▶ Assignment
Copy all of the records exactly.

▶ Input records
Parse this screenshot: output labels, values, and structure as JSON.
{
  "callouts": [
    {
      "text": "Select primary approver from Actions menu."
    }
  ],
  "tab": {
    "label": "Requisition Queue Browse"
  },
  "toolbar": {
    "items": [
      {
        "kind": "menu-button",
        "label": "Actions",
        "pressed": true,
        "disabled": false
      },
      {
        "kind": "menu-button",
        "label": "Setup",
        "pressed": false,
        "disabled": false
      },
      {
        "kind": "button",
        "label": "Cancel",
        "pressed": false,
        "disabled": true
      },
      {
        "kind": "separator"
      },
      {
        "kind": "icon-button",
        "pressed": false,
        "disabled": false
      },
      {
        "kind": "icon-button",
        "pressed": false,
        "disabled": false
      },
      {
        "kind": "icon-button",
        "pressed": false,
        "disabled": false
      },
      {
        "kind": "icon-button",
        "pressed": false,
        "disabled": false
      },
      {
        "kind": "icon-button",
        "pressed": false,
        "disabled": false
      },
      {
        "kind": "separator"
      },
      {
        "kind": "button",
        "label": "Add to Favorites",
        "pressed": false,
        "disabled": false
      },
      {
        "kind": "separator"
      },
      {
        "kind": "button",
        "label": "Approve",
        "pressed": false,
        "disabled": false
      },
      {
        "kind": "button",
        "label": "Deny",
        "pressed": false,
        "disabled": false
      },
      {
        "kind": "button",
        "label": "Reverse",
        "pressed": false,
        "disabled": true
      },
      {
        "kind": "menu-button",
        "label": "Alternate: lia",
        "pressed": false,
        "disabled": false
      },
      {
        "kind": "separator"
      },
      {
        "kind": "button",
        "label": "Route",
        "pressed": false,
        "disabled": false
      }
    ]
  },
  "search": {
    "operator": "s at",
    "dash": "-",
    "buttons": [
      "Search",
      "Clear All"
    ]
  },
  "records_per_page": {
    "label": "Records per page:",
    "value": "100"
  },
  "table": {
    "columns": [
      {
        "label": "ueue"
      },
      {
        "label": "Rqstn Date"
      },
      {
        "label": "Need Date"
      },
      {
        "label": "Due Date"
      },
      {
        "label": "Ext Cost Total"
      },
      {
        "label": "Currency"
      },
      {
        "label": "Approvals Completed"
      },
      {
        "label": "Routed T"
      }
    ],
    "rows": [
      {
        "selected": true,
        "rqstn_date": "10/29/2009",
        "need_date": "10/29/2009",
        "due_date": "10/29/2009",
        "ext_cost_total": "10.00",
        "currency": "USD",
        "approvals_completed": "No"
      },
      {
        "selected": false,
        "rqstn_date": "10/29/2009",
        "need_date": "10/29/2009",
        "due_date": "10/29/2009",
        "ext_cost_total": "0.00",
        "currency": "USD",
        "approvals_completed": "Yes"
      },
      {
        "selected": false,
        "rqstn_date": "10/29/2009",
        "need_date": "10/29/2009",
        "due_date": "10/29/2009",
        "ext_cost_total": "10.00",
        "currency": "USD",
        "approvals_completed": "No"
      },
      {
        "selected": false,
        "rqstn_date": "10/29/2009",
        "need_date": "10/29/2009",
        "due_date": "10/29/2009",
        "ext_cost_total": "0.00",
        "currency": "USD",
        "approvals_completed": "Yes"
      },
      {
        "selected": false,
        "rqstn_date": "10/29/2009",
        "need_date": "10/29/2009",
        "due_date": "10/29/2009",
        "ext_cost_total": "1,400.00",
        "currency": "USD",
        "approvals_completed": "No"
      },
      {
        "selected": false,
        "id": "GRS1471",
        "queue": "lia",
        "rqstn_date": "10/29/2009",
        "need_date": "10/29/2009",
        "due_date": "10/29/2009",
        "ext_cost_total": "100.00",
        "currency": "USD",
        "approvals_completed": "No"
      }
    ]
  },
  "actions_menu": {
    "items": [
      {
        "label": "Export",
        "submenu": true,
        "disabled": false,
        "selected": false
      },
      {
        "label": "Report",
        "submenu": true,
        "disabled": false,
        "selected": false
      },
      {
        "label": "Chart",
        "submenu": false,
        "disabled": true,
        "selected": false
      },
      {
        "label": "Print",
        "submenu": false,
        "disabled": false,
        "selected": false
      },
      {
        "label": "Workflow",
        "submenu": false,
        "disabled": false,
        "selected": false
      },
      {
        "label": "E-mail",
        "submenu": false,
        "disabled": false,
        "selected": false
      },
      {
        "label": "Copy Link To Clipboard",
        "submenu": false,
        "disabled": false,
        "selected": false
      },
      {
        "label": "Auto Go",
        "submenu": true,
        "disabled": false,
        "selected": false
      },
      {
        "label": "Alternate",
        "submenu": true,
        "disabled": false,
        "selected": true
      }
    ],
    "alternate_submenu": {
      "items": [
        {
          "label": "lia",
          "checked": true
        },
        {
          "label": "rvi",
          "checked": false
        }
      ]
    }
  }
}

▶ Exercise solution
Parse this screenshot: output labels, values, and structure as JSON.
{
  "callouts": [
    {
      "text": "Select primary approver from Actions menu."
    }
  ],
  "tab": {
    "label": "Requisition Queue Browse"
  },
  "toolbar": {
    "items": [
      {
        "kind": "menu-button",
        "label": "Actions",
        "pressed": true,
        "disabled": false
      },
      {
        "kind": "menu-button",
        "label": "Setup",
        "pressed": false,
        "disabled": false
      },
      {
        "kind": "button",
        "label": "Cancel",
        "pressed": false,
        "disabled": true
      },
      {
        "kind": "separator"
      },
      {
        "kind": "icon-button",
        "pressed": false,
        "disabled": false
      },
      {
        "kind": "icon-button",
        "pressed": false,
        "disabled": false
      },
      {
        "kind": "icon-button",
        "pressed": false,
        "disabled": false
      },
      {
        "kind": "icon-button",
        "pressed": false,
        "disabled": false
      },
      {
        "kind": "icon-button",
        "pressed": false,
        "disabled": false
      },
      {
        "kind": "separator"
      },
      {
        "kind": "button",
        "label": "Add to Favorites",
        "pressed": false,
        "disabled": false
      },
      {
        "kind": "separator"
      },
      {
        "kind": "button",
        "label": "Approve",
        "pressed": false,
        "disabled": false
      },
      {
        "kind": "button",
        "label": "Deny",
        "pressed": false,
        "disabled": false
      },
      {
        "kind": "button",
        "label": "Reverse",
        "pressed": false,
        "disabled": true
      },
      {
        "kind": "menu-button",
        "label": "Alternate: lia",
        "pressed": false,
        "disabled": false
      },
      {
        "kind": "separator"
      },
      {
        "kind": "button",
        "label": "Route",
        "pressed": false,
        "disabled": false
      }
    ]
  },
  "search": {
    "operator": "s at",
    "dash": "-",
    "buttons": [
      "Search",
      "Clear All"
    ]
  },
  "records_per_page": {
    "label": "Records per page:",
    "value": "100"
  },
  "table": {
    "columns": [
      {
        "label": "ueue"
      },
      {
        "label": "Rqstn Date"
      },
      {
        "label": "Need Date"
      },
      {
        "label": "Due Date"
      },
      {
        "label": "Ext Cost Total"
      },
      {
        "label": "Currency"
      },
      {
        "label": "Approvals Completed"
      },
      {
        "label": "Routed T"
      }
    ],
    "rows": [
      {
        "selected": true,
        "rqstn_date": "10/29/2009",
        "need_date": "10/29/2009",
        "due_date": "10/29/2009",
        "ext_cost_total": "10.00",
        "currency": "USD",
        "approvals_completed": "No"
      },
      {
        "selected": false,
        "rqstn_date": "10/29/2009",
        "need_date": "10/29/2009",
        "due_date": "10/29/2009",
        "ext_cost_total": "0.00",
        "currency": "USD",
        "approvals_completed": "Yes"
      },
      {
        "selected": false,
        "rqstn_date": "10/29/2009",
        "need_date": "10/29/2009",
        "due_date": "10/29/2009",
        "ext_cost_total": "10.00",
        "currency": "USD",
        "approvals_completed": "No"
      },
      {
        "selected": false,
        "rqstn_date": "10/29/2009",
        "need_date": "10/29/2009",
        "due_date": "10/29/2009",
        "ext_cost_total": "0.00",
        "currency": "USD",
        "approvals_completed": "Yes"
      },
      {
        "selected": false,
        "rqstn_date": "10/29/2009",
        "need_date": "10/29/2009",
        "due_date": "10/29/2009",
        "ext_cost_total": "1,400.00",
        "currency": "USD",
        "approvals_completed": "No"
      },
      {
        "selected": false,
        "id": "GRS1471",
        "queue": "lia",
        "rqstn_date": "10/29/2009",
        "need_date": "10/29/2009",
        "due_date": "10/29/2009",
        "ext_cost_total": "100.00",
        "currency": "USD",
        "approvals_completed": "No"
      }
    ]
  },
  "actions_menu": {
    "items": [
      {
        "label": "Export",
        "submenu": true,
        "disabled": false,
        "selected": false
      },
      {
        "label": "Report",
        "submenu": true,
        "disabled": false,
        "selected": false
      },
      {
        "label": "Chart",
        "submenu": false,
        "disabled": true,
        "selected": false
      },
      {
        "label": "Print",
        "submenu": false,
        "disabled": false,
        "selected": false
      },
      {
        "label": "Workflow",
        "submenu": false,
        "disabled": false,
        "selected": false
      },
      {
        "label": "E-mail",
        "submenu": false,
        "disabled": false,
        "selected": false
      },
      {
        "label": "Copy Link To Clipboard",
        "submenu": false,
        "disabled": false,
        "selected": false
      },
      {
        "label": "Auto Go",
        "submenu": true,
        "disabled": false,
        "selected": false
      },
      {
        "label": "Alternate",
        "submenu": true,
        "disabled": false,
        "selected": true
      }
    ],
    "alternate_submenu": {
      "items": [
        {
          "label": "lia",
          "checked": true
        },
        {
          "label": "rvi",
          "checked": false
        }
      ]
    }
  }
}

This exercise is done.